Go through the entries below. Copy out every line that contains "crochet".

---------- RECORDS FOR THE TASK ----------

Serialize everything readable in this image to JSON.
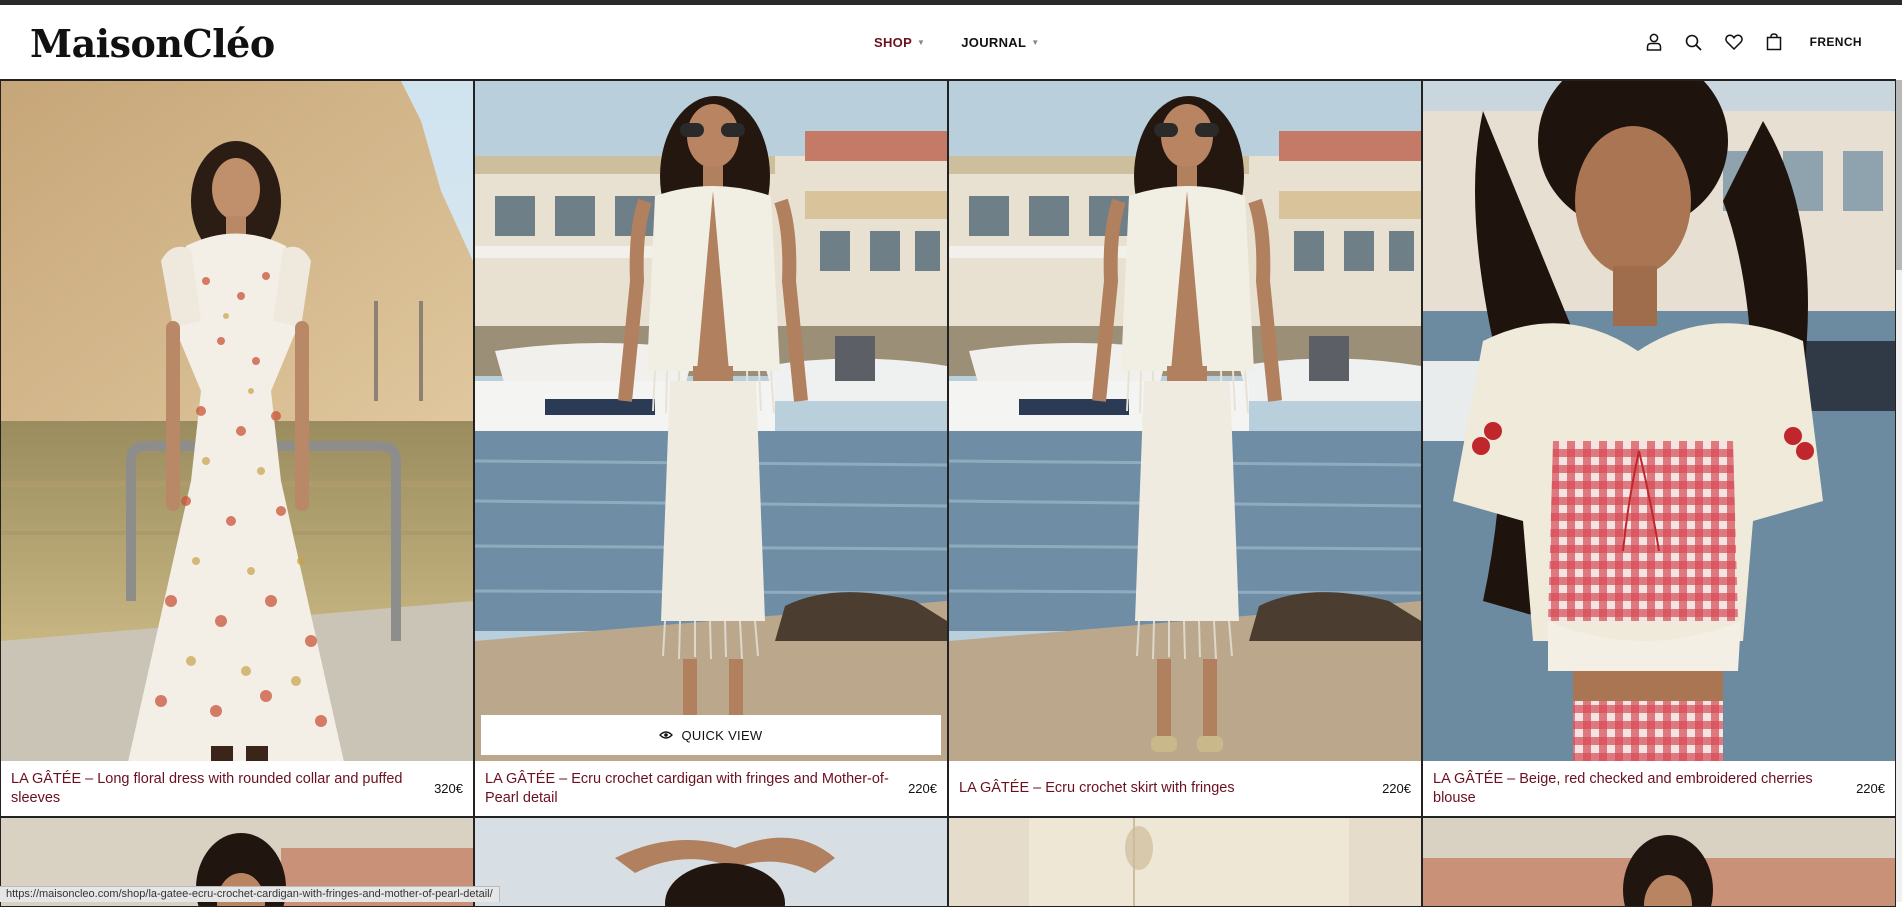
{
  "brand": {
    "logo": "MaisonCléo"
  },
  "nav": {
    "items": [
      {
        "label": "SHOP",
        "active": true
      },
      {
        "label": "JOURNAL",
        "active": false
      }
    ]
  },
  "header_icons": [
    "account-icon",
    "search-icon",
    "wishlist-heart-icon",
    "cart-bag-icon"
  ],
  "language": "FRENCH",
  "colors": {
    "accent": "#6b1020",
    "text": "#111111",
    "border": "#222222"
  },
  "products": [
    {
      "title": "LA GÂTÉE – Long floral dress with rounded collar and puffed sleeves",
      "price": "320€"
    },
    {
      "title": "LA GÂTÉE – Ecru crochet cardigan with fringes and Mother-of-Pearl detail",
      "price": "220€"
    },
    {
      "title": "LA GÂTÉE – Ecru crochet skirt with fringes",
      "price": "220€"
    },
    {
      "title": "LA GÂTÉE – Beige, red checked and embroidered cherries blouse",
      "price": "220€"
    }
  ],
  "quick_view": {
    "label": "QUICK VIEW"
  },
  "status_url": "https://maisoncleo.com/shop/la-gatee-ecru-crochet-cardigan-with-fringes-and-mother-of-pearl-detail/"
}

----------
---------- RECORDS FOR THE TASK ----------

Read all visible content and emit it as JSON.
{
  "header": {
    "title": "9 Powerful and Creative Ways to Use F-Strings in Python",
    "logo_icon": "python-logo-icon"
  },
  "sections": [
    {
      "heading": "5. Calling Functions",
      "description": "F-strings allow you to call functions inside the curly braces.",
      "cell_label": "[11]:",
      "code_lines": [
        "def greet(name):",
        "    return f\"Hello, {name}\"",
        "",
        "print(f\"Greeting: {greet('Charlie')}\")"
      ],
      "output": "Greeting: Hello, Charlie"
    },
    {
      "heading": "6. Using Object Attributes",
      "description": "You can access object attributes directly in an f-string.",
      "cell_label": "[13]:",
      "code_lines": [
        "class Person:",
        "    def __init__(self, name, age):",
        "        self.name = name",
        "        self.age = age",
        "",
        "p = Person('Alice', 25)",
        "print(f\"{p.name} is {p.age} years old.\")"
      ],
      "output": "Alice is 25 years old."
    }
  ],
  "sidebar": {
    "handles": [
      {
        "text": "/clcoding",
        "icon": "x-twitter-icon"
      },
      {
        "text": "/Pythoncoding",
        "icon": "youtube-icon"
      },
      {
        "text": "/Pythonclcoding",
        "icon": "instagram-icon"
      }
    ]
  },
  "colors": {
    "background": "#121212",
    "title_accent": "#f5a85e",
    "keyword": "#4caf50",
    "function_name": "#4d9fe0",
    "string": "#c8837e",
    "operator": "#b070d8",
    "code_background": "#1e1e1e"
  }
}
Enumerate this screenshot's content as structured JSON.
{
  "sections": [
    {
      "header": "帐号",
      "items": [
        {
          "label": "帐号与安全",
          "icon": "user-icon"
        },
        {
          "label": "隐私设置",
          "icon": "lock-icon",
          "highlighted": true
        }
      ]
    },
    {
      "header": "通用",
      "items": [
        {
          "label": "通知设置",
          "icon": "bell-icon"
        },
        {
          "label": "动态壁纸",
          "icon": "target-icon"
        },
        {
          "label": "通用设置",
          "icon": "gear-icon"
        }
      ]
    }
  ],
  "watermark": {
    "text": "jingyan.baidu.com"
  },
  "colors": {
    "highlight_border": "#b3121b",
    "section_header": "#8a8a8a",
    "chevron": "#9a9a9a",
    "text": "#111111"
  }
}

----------
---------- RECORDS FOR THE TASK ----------

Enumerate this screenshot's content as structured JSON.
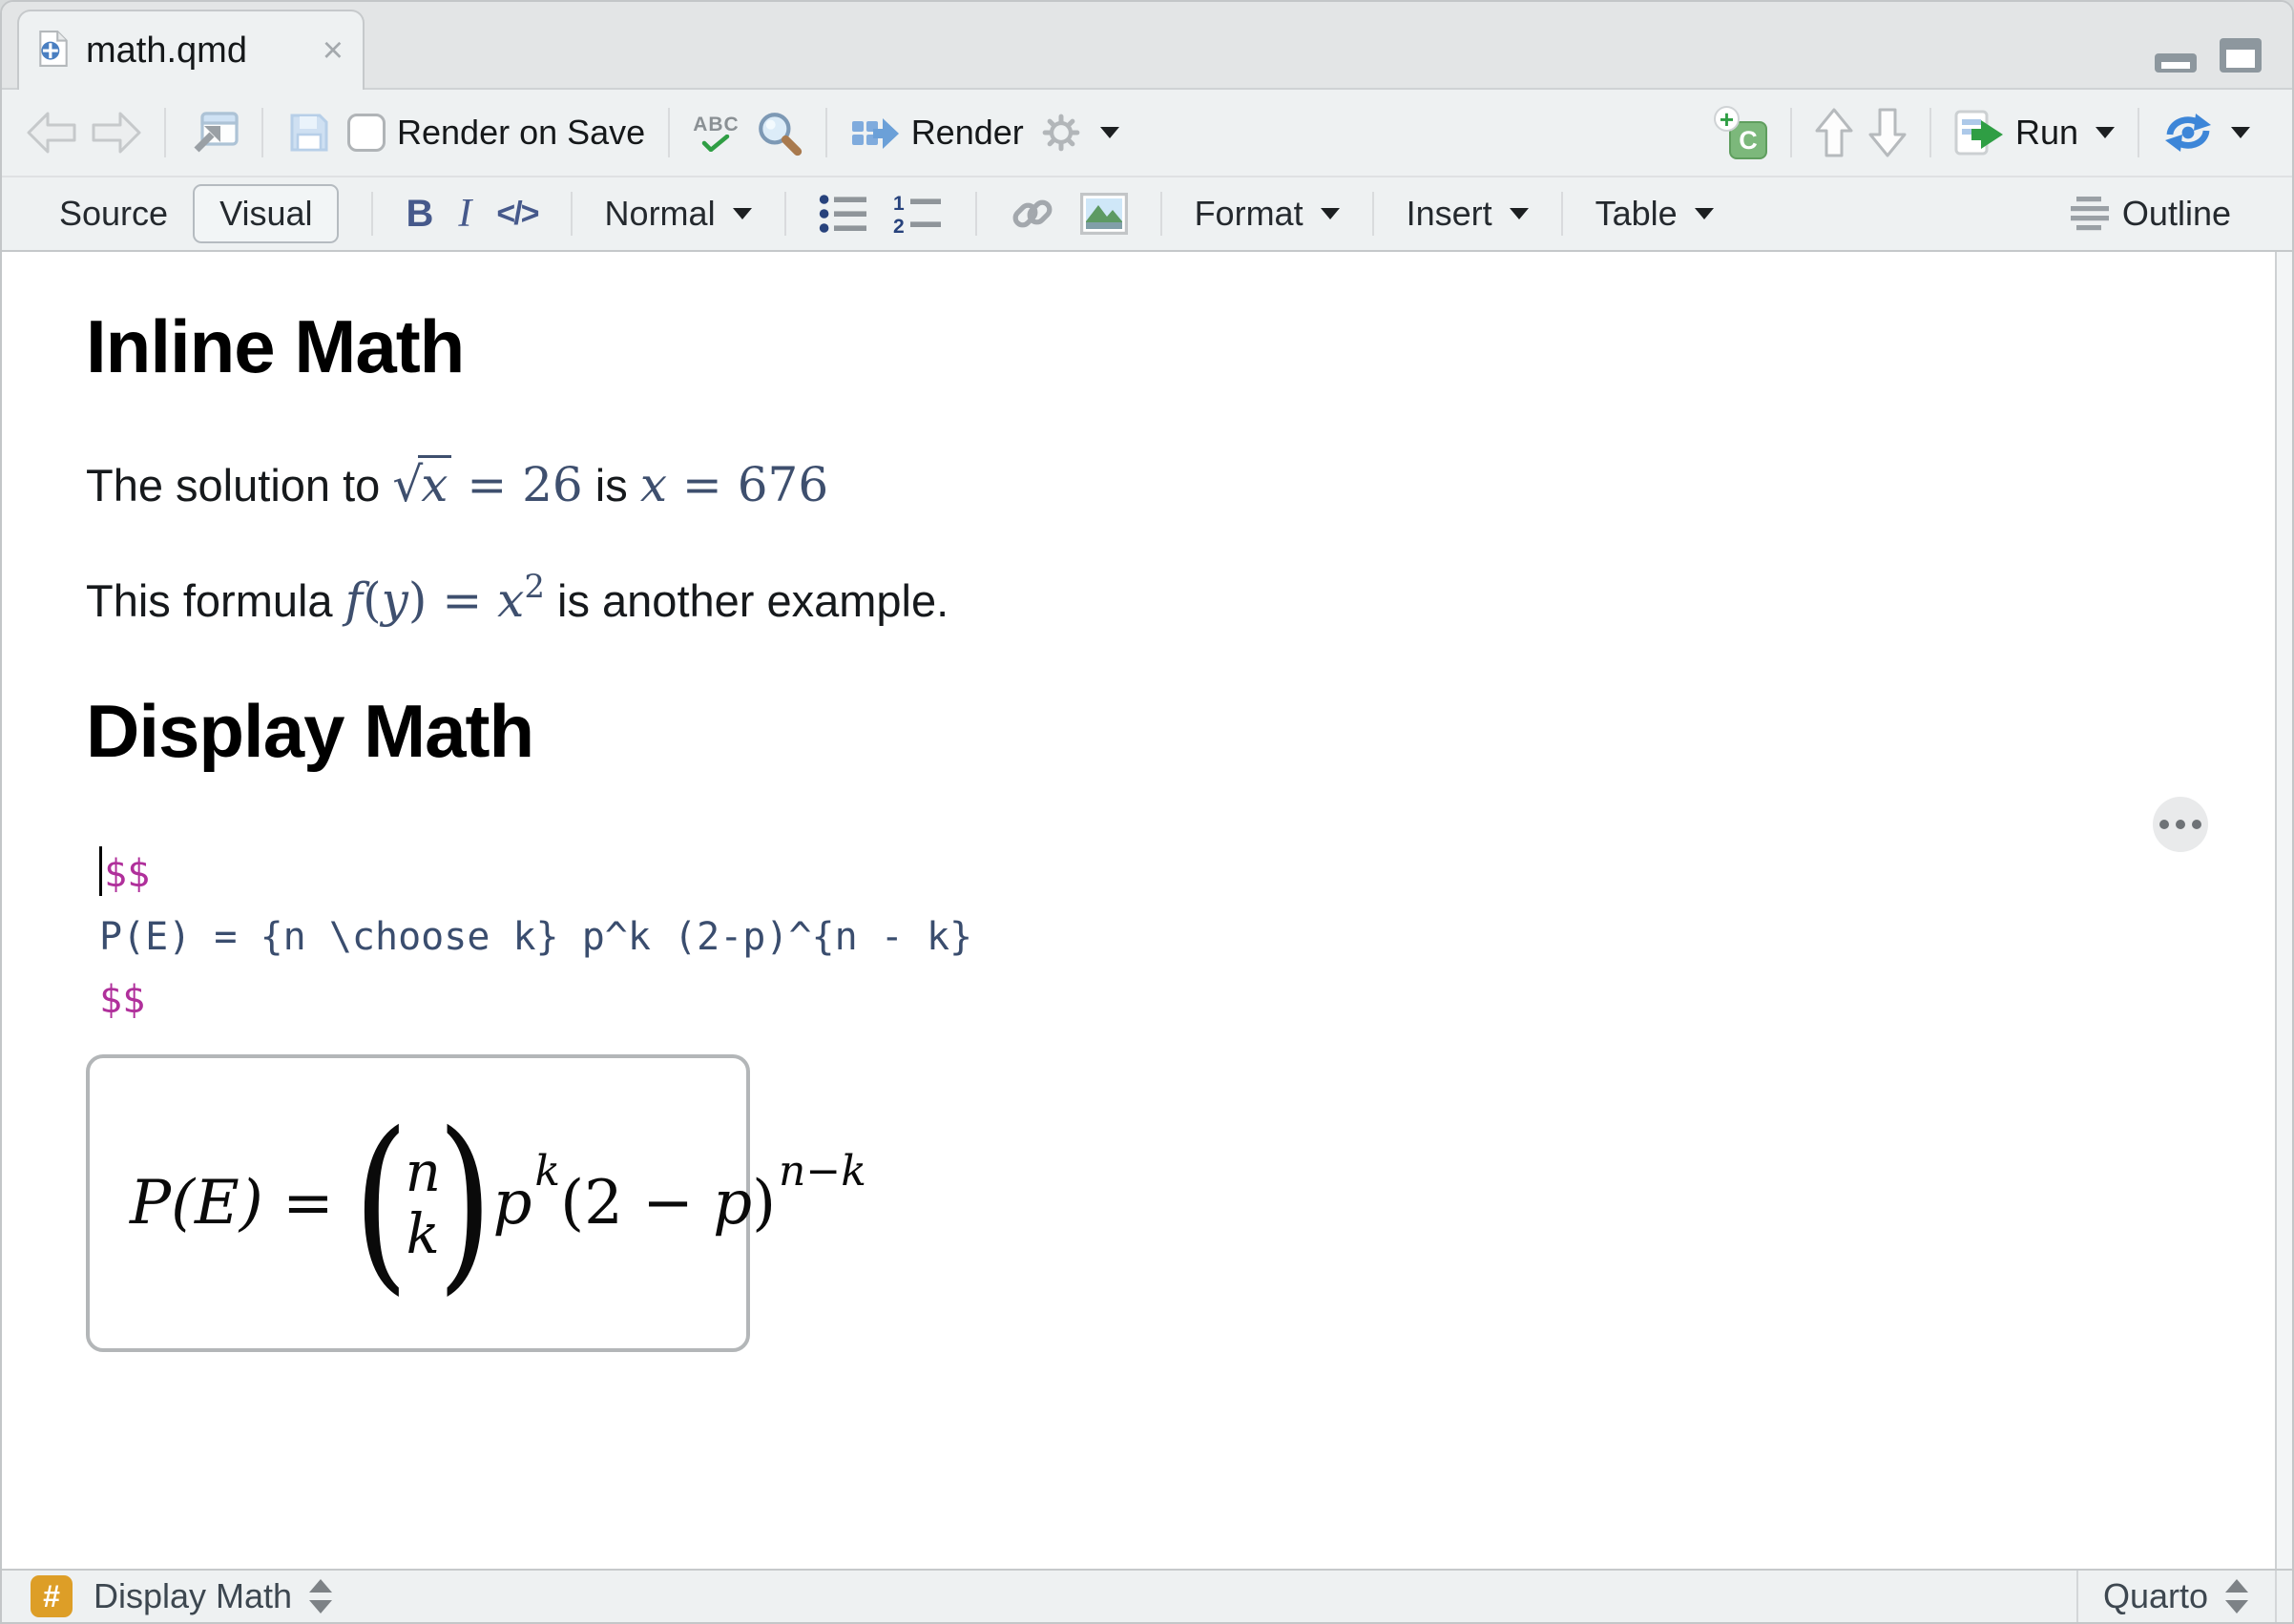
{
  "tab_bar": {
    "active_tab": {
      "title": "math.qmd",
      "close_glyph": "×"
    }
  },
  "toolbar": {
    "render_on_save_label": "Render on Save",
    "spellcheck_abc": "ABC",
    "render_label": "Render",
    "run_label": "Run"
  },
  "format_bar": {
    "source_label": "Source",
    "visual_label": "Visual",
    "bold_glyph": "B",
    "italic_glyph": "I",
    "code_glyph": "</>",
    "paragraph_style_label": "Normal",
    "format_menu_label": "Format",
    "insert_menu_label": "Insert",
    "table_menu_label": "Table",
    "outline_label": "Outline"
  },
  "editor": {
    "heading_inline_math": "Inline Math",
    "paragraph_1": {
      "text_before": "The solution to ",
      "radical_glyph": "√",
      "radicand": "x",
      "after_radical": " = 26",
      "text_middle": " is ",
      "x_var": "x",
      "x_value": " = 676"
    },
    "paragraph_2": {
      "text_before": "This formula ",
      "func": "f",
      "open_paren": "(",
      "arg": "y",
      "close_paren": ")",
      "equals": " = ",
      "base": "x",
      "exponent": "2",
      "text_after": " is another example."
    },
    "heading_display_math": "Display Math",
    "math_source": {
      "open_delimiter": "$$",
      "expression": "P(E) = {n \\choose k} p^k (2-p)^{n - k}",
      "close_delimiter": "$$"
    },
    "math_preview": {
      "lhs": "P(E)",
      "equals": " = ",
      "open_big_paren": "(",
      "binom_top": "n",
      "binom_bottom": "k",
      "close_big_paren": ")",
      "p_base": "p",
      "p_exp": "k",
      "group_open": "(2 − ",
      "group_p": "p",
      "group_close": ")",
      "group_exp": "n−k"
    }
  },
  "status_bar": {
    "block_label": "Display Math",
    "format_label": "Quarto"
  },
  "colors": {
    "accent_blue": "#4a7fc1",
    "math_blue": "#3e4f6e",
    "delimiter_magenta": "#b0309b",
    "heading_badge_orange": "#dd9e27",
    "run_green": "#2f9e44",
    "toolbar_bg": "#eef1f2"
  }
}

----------

ANSWER SECTION ▸
      "title": "LA GÂTÉE – Ecru crochet cardigan with fringes and Mother-of-Pearl detail",
      "title": "LA GÂTÉE – Ecru crochet skirt with fringes",
  "status_url": "https://maisoncleo.com/shop/la-gatee-ecru-crochet-cardigan-with-fringes-and-mother-of-pearl-detail/"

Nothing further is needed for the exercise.